===== RECORDS PROVIDED

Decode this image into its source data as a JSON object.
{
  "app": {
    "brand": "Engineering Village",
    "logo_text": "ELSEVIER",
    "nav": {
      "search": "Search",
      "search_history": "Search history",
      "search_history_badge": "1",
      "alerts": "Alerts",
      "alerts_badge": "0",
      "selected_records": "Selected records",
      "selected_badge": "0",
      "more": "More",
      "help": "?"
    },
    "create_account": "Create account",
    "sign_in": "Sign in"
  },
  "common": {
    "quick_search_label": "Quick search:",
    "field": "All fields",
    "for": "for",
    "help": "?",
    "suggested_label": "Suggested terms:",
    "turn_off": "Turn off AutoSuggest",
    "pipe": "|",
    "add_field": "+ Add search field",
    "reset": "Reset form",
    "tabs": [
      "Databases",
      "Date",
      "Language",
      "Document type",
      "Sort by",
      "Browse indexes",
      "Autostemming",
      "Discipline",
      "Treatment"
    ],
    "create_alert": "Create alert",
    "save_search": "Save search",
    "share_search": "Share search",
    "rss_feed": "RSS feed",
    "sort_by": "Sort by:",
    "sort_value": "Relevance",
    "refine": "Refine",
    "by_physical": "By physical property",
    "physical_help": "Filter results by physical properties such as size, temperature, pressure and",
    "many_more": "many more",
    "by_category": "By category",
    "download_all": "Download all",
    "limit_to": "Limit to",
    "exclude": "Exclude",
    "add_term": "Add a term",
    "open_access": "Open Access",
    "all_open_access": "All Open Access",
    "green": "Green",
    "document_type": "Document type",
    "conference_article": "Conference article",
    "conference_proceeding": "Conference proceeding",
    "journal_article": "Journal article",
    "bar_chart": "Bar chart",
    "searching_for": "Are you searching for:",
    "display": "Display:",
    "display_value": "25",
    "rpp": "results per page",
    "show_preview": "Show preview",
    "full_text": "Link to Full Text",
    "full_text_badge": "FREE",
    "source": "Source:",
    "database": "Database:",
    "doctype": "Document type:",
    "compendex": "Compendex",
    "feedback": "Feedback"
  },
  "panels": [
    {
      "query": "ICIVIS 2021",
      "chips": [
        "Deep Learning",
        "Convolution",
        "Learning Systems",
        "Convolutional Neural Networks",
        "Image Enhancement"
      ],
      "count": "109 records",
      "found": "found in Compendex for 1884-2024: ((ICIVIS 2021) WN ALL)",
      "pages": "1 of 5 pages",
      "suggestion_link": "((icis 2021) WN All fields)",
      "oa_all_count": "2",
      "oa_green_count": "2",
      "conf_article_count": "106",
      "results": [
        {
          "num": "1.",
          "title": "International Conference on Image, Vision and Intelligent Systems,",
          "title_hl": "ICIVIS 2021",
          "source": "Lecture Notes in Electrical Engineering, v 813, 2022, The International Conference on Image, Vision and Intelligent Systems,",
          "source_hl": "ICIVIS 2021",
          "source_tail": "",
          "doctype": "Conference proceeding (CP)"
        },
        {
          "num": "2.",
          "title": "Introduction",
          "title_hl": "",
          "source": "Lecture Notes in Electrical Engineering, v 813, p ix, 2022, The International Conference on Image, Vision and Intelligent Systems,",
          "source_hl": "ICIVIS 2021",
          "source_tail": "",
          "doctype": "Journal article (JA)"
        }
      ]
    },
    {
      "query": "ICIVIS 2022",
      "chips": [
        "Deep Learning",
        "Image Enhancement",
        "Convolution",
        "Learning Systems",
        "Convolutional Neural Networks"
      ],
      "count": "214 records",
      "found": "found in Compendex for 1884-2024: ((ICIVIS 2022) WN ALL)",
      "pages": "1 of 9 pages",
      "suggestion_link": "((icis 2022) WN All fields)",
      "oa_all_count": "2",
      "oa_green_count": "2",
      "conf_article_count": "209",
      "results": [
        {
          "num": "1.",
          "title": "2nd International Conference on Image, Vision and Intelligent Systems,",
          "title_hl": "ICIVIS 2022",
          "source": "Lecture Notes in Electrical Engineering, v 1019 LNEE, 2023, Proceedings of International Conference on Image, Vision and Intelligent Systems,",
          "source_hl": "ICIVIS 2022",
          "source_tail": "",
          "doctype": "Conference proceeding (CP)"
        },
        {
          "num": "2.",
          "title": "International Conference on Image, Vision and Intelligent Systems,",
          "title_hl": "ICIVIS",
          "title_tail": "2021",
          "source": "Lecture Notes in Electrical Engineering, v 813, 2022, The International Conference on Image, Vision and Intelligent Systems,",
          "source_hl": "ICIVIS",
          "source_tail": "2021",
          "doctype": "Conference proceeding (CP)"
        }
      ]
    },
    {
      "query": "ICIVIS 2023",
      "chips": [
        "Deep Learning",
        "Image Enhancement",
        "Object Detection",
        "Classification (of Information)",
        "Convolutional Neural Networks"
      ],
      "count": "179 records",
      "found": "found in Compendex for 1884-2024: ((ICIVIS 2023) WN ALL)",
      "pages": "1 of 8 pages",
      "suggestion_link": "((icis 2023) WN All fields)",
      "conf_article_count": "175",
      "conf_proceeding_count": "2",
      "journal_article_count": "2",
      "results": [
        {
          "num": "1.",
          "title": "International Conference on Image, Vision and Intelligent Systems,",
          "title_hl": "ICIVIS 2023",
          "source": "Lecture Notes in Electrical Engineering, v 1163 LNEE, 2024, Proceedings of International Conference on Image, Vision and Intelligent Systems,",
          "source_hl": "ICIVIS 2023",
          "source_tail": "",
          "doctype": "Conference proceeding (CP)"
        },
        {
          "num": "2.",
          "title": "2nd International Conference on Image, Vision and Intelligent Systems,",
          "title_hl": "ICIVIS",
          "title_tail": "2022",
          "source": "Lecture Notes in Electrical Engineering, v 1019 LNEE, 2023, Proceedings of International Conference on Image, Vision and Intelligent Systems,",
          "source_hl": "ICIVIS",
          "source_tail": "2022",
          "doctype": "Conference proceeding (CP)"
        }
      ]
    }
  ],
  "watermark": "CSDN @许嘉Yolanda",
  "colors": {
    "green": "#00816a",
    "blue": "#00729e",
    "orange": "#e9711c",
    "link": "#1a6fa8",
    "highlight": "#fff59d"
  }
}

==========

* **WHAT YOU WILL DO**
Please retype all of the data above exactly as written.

* **OUTPUT FOR THIS EXERCISE**
Decode this image into its source data as a JSON object.
{
  "app": {
    "brand": "Engineering Village",
    "logo_text": "ELSEVIER",
    "nav": {
      "search": "Search",
      "search_history": "Search history",
      "search_history_badge": "1",
      "alerts": "Alerts",
      "alerts_badge": "0",
      "selected_records": "Selected records",
      "selected_badge": "0",
      "more": "More",
      "help": "?"
    },
    "create_account": "Create account",
    "sign_in": "Sign in"
  },
  "common": {
    "quick_search_label": "Quick search:",
    "field": "All fields",
    "for": "for",
    "help": "?",
    "suggested_label": "Suggested terms:",
    "turn_off": "Turn off AutoSuggest",
    "pipe": "|",
    "add_field": "+ Add search field",
    "reset": "Reset form",
    "tabs": [
      "Databases",
      "Date",
      "Language",
      "Document type",
      "Sort by",
      "Browse indexes",
      "Autostemming",
      "Discipline",
      "Treatment"
    ],
    "create_alert": "Create alert",
    "save_search": "Save search",
    "share_search": "Share search",
    "rss_feed": "RSS feed",
    "sort_by": "Sort by:",
    "sort_value": "Relevance",
    "refine": "Refine",
    "by_physical": "By physical property",
    "physical_help": "Filter results by physical properties such as size, temperature, pressure and",
    "many_more": "many more",
    "by_category": "By category",
    "download_all": "Download all",
    "limit_to": "Limit to",
    "exclude": "Exclude",
    "add_term": "Add a term",
    "open_access": "Open Access",
    "all_open_access": "All Open Access",
    "green": "Green",
    "document_type": "Document type",
    "conference_article": "Conference article",
    "conference_proceeding": "Conference proceeding",
    "journal_article": "Journal article",
    "bar_chart": "Bar chart",
    "searching_for": "Are you searching for:",
    "display": "Display:",
    "display_value": "25",
    "rpp": "results per page",
    "show_preview": "Show preview",
    "full_text": "Link to Full Text",
    "full_text_badge": "FREE",
    "source": "Source:",
    "database": "Database:",
    "doctype": "Document type:",
    "compendex": "Compendex",
    "feedback": "Feedback"
  },
  "panels": [
    {
      "query": "ICIVIS 2021",
      "chips": [
        "Deep Learning",
        "Convolution",
        "Learning Systems",
        "Convolutional Neural Networks",
        "Image Enhancement"
      ],
      "count": "109 records",
      "found": "found in Compendex for 1884-2024: ((ICIVIS 2021) WN ALL)",
      "pages": "1 of 5 pages",
      "suggestion_link": "((icis 2021) WN All fields)",
      "oa_all_count": "2",
      "oa_green_count": "2",
      "conf_article_count": "106",
      "results": [
        {
          "num": "1.",
          "title": "International Conference on Image, Vision and Intelligent Systems,",
          "title_hl": "ICIVIS 2021",
          "source": "Lecture Notes in Electrical Engineering, v 813, 2022, The International Conference on Image, Vision and Intelligent Systems,",
          "source_hl": "ICIVIS 2021",
          "source_tail": "",
          "doctype": "Conference proceeding (CP)"
        },
        {
          "num": "2.",
          "title": "Introduction",
          "title_hl": "",
          "source": "Lecture Notes in Electrical Engineering, v 813, p ix, 2022, The International Conference on Image, Vision and Intelligent Systems,",
          "source_hl": "ICIVIS 2021",
          "source_tail": "",
          "doctype": "Journal article (JA)"
        }
      ]
    },
    {
      "query": "ICIVIS 2022",
      "chips": [
        "Deep Learning",
        "Image Enhancement",
        "Convolution",
        "Learning Systems",
        "Convolutional Neural Networks"
      ],
      "count": "214 records",
      "found": "found in Compendex for 1884-2024: ((ICIVIS 2022) WN ALL)",
      "pages": "1 of 9 pages",
      "suggestion_link": "((icis 2022) WN All fields)",
      "oa_all_count": "2",
      "oa_green_count": "2",
      "conf_article_count": "209",
      "results": [
        {
          "num": "1.",
          "title": "2nd International Conference on Image, Vision and Intelligent Systems,",
          "title_hl": "ICIVIS 2022",
          "source": "Lecture Notes in Electrical Engineering, v 1019 LNEE, 2023, Proceedings of International Conference on Image, Vision and Intelligent Systems,",
          "source_hl": "ICIVIS 2022",
          "source_tail": "",
          "doctype": "Conference proceeding (CP)"
        },
        {
          "num": "2.",
          "title": "International Conference on Image, Vision and Intelligent Systems,",
          "title_hl": "ICIVIS",
          "title_tail": "2021",
          "source": "Lecture Notes in Electrical Engineering, v 813, 2022, The International Conference on Image, Vision and Intelligent Systems,",
          "source_hl": "ICIVIS",
          "source_tail": "2021",
          "doctype": "Conference proceeding (CP)"
        }
      ]
    },
    {
      "query": "ICIVIS 2023",
      "chips": [
        "Deep Learning",
        "Image Enhancement",
        "Object Detection",
        "Classification (of Information)",
        "Convolutional Neural Networks"
      ],
      "count": "179 records",
      "found": "found in Compendex for 1884-2024: ((ICIVIS 2023) WN ALL)",
      "pages": "1 of 8 pages",
      "suggestion_link": "((icis 2023) WN All fields)",
      "conf_article_count": "175",
      "conf_proceeding_count": "2",
      "journal_article_count": "2",
      "results": [
        {
          "num": "1.",
          "title": "International Conference on Image, Vision and Intelligent Systems,",
          "title_hl": "ICIVIS 2023",
          "source": "Lecture Notes in Electrical Engineering, v 1163 LNEE, 2024, Proceedings of International Conference on Image, Vision and Intelligent Systems,",
          "source_hl": "ICIVIS 2023",
          "source_tail": "",
          "doctype": "Conference proceeding (CP)"
        },
        {
          "num": "2.",
          "title": "2nd International Conference on Image, Vision and Intelligent Systems,",
          "title_hl": "ICIVIS",
          "title_tail": "2022",
          "source": "Lecture Notes in Electrical Engineering, v 1019 LNEE, 2023, Proceedings of International Conference on Image, Vision and Intelligent Systems,",
          "source_hl": "ICIVIS",
          "source_tail": "2022",
          "doctype": "Conference proceeding (CP)"
        }
      ]
    }
  ],
  "watermark": "CSDN @许嘉Yolanda",
  "colors": {
    "green": "#00816a",
    "blue": "#00729e",
    "orange": "#e9711c",
    "link": "#1a6fa8",
    "highlight": "#fff59d"
  }
}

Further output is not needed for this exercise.